Top of SUPPLIED MATERIAL

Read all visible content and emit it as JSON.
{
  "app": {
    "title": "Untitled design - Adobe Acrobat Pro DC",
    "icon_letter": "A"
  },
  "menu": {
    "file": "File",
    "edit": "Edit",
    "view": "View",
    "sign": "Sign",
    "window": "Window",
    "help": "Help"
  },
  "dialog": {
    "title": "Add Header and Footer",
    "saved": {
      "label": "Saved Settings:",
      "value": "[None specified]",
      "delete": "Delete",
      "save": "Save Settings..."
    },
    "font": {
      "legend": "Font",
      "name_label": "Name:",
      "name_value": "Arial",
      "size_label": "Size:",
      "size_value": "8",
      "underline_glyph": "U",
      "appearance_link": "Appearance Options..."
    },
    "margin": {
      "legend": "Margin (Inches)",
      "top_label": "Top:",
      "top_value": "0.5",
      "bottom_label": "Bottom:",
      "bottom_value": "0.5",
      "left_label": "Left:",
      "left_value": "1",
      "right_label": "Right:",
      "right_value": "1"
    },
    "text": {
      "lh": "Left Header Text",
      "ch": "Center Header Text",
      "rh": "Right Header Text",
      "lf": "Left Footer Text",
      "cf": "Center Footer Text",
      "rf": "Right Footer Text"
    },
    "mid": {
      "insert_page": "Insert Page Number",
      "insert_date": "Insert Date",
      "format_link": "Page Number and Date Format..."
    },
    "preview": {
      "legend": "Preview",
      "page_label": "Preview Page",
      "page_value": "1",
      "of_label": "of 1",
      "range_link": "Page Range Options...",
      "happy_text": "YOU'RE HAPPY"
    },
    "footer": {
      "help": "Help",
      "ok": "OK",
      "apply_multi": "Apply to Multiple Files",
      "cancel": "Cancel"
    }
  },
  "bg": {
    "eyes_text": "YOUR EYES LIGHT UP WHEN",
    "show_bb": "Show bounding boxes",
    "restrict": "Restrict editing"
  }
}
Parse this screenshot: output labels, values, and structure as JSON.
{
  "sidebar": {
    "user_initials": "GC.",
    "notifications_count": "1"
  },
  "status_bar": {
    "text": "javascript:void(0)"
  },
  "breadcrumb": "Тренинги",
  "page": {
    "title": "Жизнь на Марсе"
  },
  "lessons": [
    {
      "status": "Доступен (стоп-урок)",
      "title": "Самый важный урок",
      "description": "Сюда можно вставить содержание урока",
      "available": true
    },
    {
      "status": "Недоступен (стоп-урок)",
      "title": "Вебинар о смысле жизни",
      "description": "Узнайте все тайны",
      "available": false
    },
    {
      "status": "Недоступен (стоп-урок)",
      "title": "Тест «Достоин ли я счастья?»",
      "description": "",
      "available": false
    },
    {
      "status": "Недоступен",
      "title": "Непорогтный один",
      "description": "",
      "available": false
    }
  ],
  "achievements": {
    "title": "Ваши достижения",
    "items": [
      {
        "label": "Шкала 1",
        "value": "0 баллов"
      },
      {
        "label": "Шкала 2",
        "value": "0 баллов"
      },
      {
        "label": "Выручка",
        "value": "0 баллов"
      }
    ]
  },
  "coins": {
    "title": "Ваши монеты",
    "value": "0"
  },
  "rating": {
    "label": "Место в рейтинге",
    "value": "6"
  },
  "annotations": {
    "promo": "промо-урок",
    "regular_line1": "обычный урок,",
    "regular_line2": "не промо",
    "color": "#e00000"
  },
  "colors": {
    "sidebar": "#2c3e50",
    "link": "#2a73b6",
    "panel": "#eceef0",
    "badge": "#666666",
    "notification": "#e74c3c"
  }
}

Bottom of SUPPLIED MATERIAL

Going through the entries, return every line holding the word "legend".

      "legend": "Font",
      "legend": "Margin (Inches)",
      "legend": "Preview",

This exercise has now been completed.